Now, before y'all lynch me, understand that I live in the middle of small-town America; in farm country. I've lived in small-town, farm-country Europe, too. I can recognize "bitter" when I see it, particularly "bitter" related to "job losses." And Obama's comment that small-town Pennsylvanians are resorting to wingnuttish religiosity, gun shows, etc. has more than a ring of truth to it. Unfortunately, this matches up with a news item in the local rag today, announcing the opening of a meat shop that will exclusively carry halal products. I give it two weeks at the outside before some of the locals spray-paint hate speech on the place, or run through the parking lot and key the vehicles parked immediately outside.
Is there some reason that "bitterness" at job loss is a shameful reaction? Is there some reason that "bitterness" leading to embracing of activities and beliefs that reject the validity of the job losses, or at least the validity of the stated reasons for the job losses, is shameful? Not that I'm aware of. Of course, I'm one of those capital-L Liberal capital-I Intellectuals, so most of the "invalid"/"unjustifiable" job losses I pay any attention to make my bitterness-reaction go toward a different set of activities and beliefs than gun shows and floor shows: I end up at the library and at concerts, both of which offer far more dangerous ammunition than any gun show.
What Obama has really run into is an attitude similar to the upper- and middle-class Victorian attitude toward sex: Just don't talk about it, and maybe the horrid thing will go away. Just like sex, though, bitterness (and, for that matter, job losses) is always going to be with us. So, for that matter, will the frightened search for the good old days that never were. (More social conservatives should stop to consider how their philosophy parallels that of William Morris and his search for a Middle Ages that never was... but that's for another time.)

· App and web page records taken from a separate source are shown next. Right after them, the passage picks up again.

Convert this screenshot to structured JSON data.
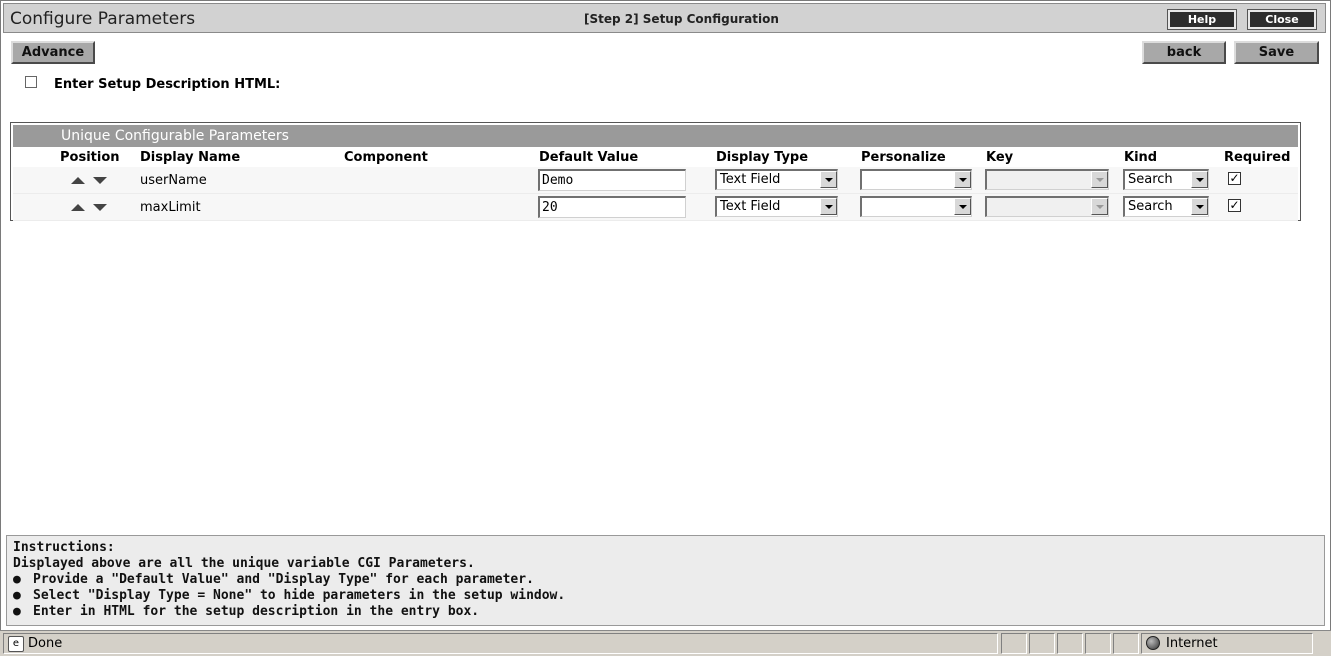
{
  "window": {
    "title": "Configure Parameters",
    "step": "[Step 2] Setup Configuration",
    "help_label": "Help",
    "close_label": "Close"
  },
  "toolbar": {
    "advance_label": "Advance",
    "back_label": "back",
    "save_label": "Save"
  },
  "description": {
    "checkbox_checked": false,
    "label": "Enter Setup Description HTML:"
  },
  "params": {
    "section_title": "Unique Configurable Parameters",
    "headers": {
      "position": "Position",
      "display_name": "Display Name",
      "component": "Component",
      "default_value": "Default Value",
      "display_type": "Display Type",
      "personalize": "Personalize",
      "key": "Key",
      "kind": "Kind",
      "required": "Required"
    },
    "rows": [
      {
        "display_name": "userName",
        "component": "",
        "default_value": "Demo",
        "display_type": "Text Field",
        "personalize": "",
        "key": "",
        "kind": "Search",
        "required": true,
        "required_mark": "✓"
      },
      {
        "display_name": "maxLimit",
        "component": "",
        "default_value": "20",
        "display_type": "Text Field",
        "personalize": "",
        "key": "",
        "kind": "Search",
        "required": true,
        "required_mark": "✓"
      }
    ]
  },
  "instructions": {
    "heading": "Instructions:",
    "intro": "Displayed above are all the unique variable CGI Parameters.",
    "bullet_glyph": "●",
    "bullets": [
      "Provide a \"Default Value\" and \"Display Type\" for each parameter.",
      "Select \"Display Type = None\" to hide parameters in the setup window.",
      "Enter in HTML for the setup description in the entry box."
    ]
  },
  "statusbar": {
    "status": "Done",
    "zone": "Internet",
    "page_icon_glyph": "e"
  }
}
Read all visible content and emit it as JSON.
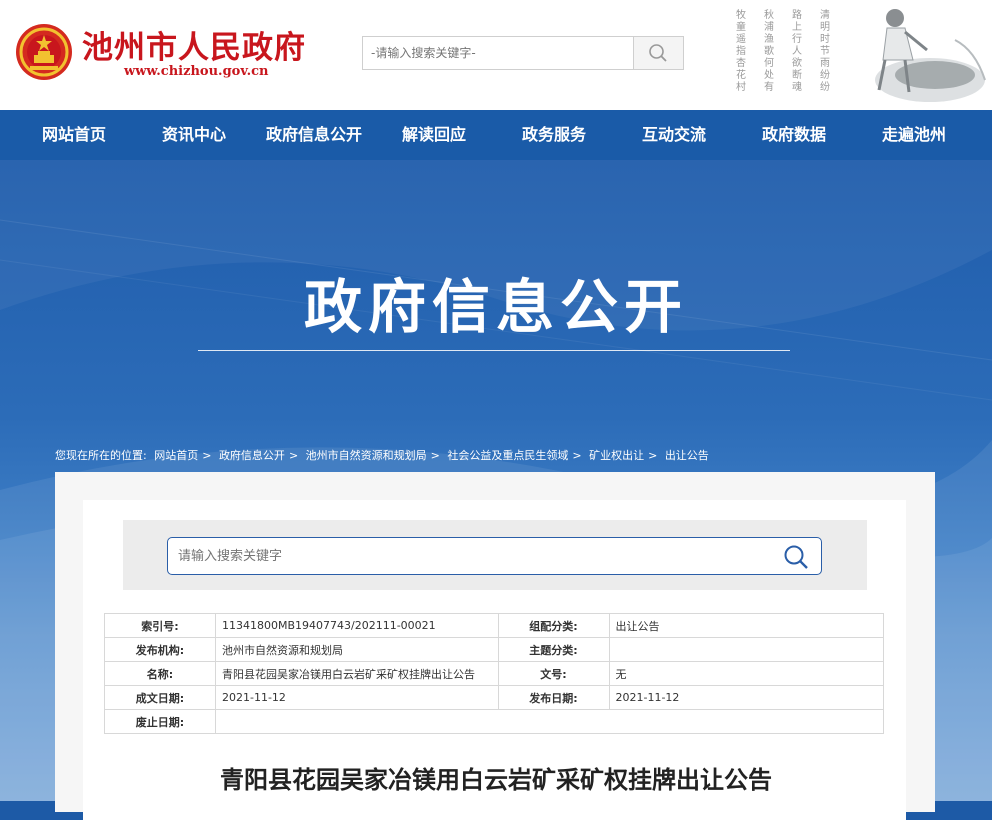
{
  "header": {
    "site_title": "池州市人民政府",
    "site_url": "www.chizhou.gov.cn",
    "search_placeholder": "-请输入搜索关键字-",
    "poem_columns": [
      "牧童遥指杏花村",
      "秋浦渔歌何处有",
      "路上行人欲断魂",
      "清明时节雨纷纷"
    ]
  },
  "nav": {
    "items": [
      "网站首页",
      "资讯中心",
      "政府信息公开",
      "解读回应",
      "政务服务",
      "互动交流",
      "政府数据",
      "走遍池州"
    ]
  },
  "banner": {
    "title": "政府信息公开"
  },
  "breadcrumb": {
    "prefix": "您现在所在的位置:",
    "items": [
      "网站首页",
      "政府信息公开",
      "池州市自然资源和规划局",
      "社会公益及重点民生领域",
      "矿业权出让",
      "出让公告"
    ],
    "separator": ">"
  },
  "content_search": {
    "placeholder": "请输入搜索关键字"
  },
  "meta": {
    "rows": [
      {
        "k1": "索引号:",
        "v1": "11341800MB19407743/202111-00021",
        "k2": "组配分类:",
        "v2": "出让公告"
      },
      {
        "k1": "发布机构:",
        "v1": "池州市自然资源和规划局",
        "k2": "主题分类:",
        "v2": ""
      },
      {
        "k1": "名称:",
        "v1": "青阳县花园吴家冶镁用白云岩矿采矿权挂牌出让公告",
        "k2": "文号:",
        "v2": "无"
      },
      {
        "k1": "成文日期:",
        "v1": "2021-11-12",
        "k2": "发布日期:",
        "v2": "2021-11-12"
      },
      {
        "k1": "废止日期:",
        "v1": ""
      }
    ]
  },
  "article": {
    "title": "青阳县花园吴家冶镁用白云岩矿采矿权挂牌出让公告"
  },
  "colors": {
    "brand_red": "#c8161d",
    "nav_blue": "#1a5ba8",
    "search_border": "#2a5ea8"
  },
  "icons": [
    "national-emblem-icon",
    "search-icon"
  ]
}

It's time for the American polity to realize that criticizing, or even just offhandedly explaining, one aspect of a social trend in one part of society is not tantamount to a deadly insult to one's entire identity. Nobody is perfect, and the sooner we start actually talking and thinking so the better.